Because in the end, their efforts to develop NDDL are the same as their efforts to arrange every other aspect of our daily lives. It is the transformation of a space according to economic imperatives, the all-pervasive monitoring of every part of our social lives, the occupation of the streets by armed forces and the logic of consumerism that gives you a thousand slaps in the face every time you go out to buy cigarettes. That is the world of the airport! Where every social reality takes you straight back to the whole that it is part of; even if it is made of different fragments in different locations. To the extent that no power project can exist without the electric current that feeds the factories of death, without the metros that transport the human cattle, without keeping the money flowing …
So it is this whole system of structures and people that must endure our criticism, without delay and with varied the targets and angles of attack.

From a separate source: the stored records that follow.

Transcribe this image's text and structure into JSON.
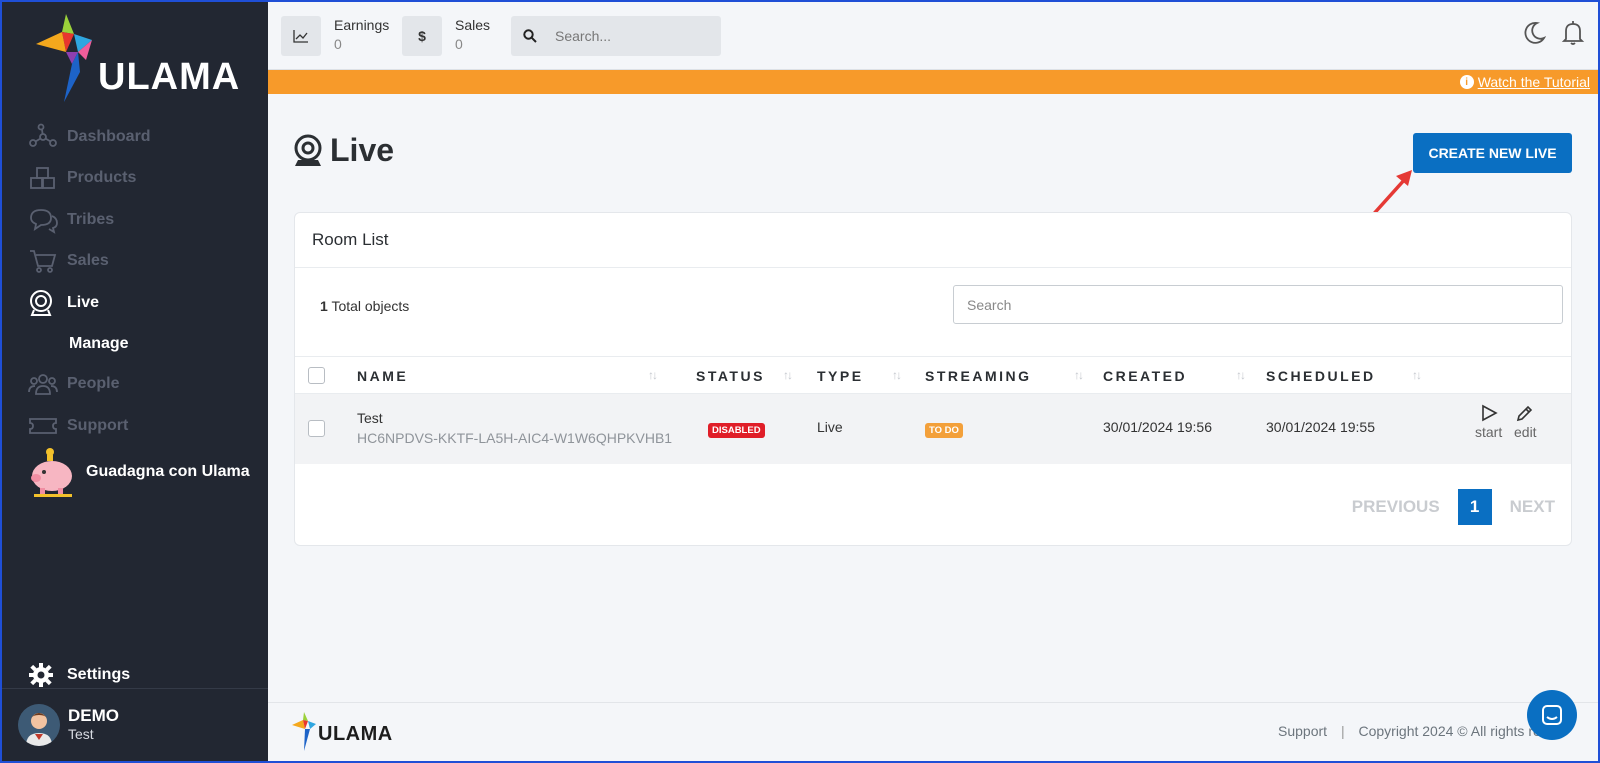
{
  "brand": {
    "name": "ULAMA"
  },
  "sidebar": {
    "items": [
      {
        "label": "Dashboard",
        "icon": "dashboard-icon"
      },
      {
        "label": "Products",
        "icon": "products-icon"
      },
      {
        "label": "Tribes",
        "icon": "tribes-icon"
      },
      {
        "label": "Sales",
        "icon": "cart-icon"
      },
      {
        "label": "Live",
        "icon": "webcam-icon",
        "active": true
      },
      {
        "label": "Manage",
        "sub": true
      },
      {
        "label": "People",
        "icon": "people-icon"
      },
      {
        "label": "Support",
        "icon": "ticket-icon"
      }
    ],
    "promo_label": "Guadagna con Ulama",
    "settings_label": "Settings",
    "user": {
      "name": "DEMO",
      "subtitle": "Test"
    }
  },
  "topbar": {
    "earnings": {
      "label": "Earnings",
      "value": "0"
    },
    "sales": {
      "label": "Sales",
      "value": "0",
      "icon_glyph": "$"
    },
    "search_placeholder": "Search..."
  },
  "banner": {
    "link_label": "Watch the Tutorial",
    "color": "#f79a2a"
  },
  "page": {
    "title": "Live",
    "create_button": "CREATE NEW LIVE"
  },
  "room_list": {
    "title": "Room List",
    "total_count": "1",
    "total_label": "Total objects",
    "search_placeholder": "Search",
    "columns": [
      "NAME",
      "STATUS",
      "TYPE",
      "STREAMING",
      "CREATED",
      "SCHEDULED"
    ],
    "rows": [
      {
        "name": "Test",
        "code": "HC6NPDVS-KKTF-LA5H-AIC4-W1W6QHPKVHB1",
        "status": "DISABLED",
        "type": "Live",
        "streaming": "TO DO",
        "created": "30/01/2024 19:56",
        "scheduled": "30/01/2024 19:55",
        "actions": [
          "start",
          "edit"
        ]
      }
    ],
    "pagination": {
      "previous": "PREVIOUS",
      "current": "1",
      "next": "NEXT"
    }
  },
  "footer": {
    "support": "Support",
    "copyright": "Copyright 2024 © All rights res"
  },
  "colors": {
    "accent": "#0a6fc2",
    "sidebar": "#222732",
    "danger": "#e01e28",
    "warning": "#f3a03a"
  }
}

Block – paralyse – sabotage the veins of control and the murderous machine of exploitation. These are our immediate objectives. Because of course, we can fight on the ZAD, but we can also take the fight elsewhere. We can take part in the big collective moments, but also choose to act before and after.

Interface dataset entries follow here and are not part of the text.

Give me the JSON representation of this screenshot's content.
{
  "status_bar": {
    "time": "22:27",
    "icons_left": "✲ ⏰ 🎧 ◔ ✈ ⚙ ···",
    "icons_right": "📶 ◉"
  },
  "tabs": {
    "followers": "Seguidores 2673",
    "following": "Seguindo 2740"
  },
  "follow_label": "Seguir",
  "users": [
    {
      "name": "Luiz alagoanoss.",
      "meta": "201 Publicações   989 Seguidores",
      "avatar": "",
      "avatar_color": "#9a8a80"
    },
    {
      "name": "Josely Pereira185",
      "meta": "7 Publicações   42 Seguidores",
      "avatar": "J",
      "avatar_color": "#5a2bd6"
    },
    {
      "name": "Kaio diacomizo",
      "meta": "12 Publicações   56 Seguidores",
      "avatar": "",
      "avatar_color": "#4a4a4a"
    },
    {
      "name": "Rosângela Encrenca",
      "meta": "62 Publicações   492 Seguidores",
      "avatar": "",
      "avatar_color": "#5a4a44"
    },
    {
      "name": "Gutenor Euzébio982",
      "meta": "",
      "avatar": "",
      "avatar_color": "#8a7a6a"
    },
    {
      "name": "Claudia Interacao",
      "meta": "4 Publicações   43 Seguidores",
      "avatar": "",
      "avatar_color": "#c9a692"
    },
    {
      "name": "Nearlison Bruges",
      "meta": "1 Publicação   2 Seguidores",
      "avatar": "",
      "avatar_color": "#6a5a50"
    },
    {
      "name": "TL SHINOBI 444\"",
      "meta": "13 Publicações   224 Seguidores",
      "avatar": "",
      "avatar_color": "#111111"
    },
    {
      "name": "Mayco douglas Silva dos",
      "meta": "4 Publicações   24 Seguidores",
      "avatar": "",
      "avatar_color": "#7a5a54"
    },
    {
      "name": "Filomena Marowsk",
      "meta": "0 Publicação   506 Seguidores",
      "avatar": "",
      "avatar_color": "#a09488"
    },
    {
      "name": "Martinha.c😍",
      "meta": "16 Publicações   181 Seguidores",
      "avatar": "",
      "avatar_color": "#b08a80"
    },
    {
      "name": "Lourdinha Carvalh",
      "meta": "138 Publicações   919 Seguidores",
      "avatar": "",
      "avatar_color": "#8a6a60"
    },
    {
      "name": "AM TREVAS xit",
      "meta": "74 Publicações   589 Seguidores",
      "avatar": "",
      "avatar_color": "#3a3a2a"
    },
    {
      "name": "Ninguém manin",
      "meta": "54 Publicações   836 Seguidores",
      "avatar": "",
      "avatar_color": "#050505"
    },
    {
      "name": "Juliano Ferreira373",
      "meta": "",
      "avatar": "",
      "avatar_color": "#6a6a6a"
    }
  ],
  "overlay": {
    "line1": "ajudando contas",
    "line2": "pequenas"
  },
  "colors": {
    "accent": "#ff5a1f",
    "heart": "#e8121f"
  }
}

And to take this further, it is from a starting point of shared hostility against the power that we will be able to meet like-minded accomplices and carve out the space needed to develop different relationships. By using our own views and ideas and by organising ourselves without leaders or hierarchy, by taking the initiative individually or collectively and by direct action. By attacking what allows this system to function, we can create the opportunity to overthrow this world.
A certain number of anonymous and sometimes unclaimed acts of sabotage can illustrate some of the possibilities for action:
6 Dec. 2012 – Paris
“A paving slab suddenly got up and threw itself head first against an estate agent’s window in rue Lepic. The result: a nice big hole. No doubt it was angry at being walked on all day long by all these policemen and the arrogant bourgeoisie that runs the show in this awful area. […]”
13 Dec. 2013 – Brussels
“There is no sign of a truce in attack on Vinci and the world it is developing. There are a thousand reasons to attack them, everywhere, from the uranium mines to the detention centres, as well as their efforts to arrange every aspect of our lives. Over recent days, in Brussels, the machines of a Vinci Eurovia worksite have been sabotaged. […]”
9 Jan. 2016 – Toulouse
A few days before one of the expropriation procedures against the historic inhabitants of the ZAD, the motorway access ramp to Toulouse airport and the tram were blocked by flaming barricades. This incendiary blockade reawakens the fire of revolt in the middle of a state of emergency.
Labour law. France. 2016.
Discussions, analysis and perspectives brought by the social movement in France against the labour law, from an anti-authoritarian perspective.
In the spring of 2016, in France, four months of economic blockade, including protests, building occupations, disruption of fuel supply, direct action, strikes etc, were not enough to make the left-wing government buckle in regard to the labour law. We are reporting from the social movement that has given many people the chance to come together and fight. It has left its mark. We also want to pose the question of how such a struggle would look in Germany, because even if the political situation differs, the impact of capitalism is ultimately the same. What kind of solidarity could we imagine? How can one country’s struggle be transferred to another? What options exist on both sides of the border?
The meeting includes people from both Germany and France that actively participated in the movement… Any donations will be sent to Marseille and Rennes, where there is much to be done because of the current situation. The discussion will be held in English and translation into German will be available.
Translated from the French by Samuel White, and the German by Samuel Morgan. Photos courtesy of Joel Schalit.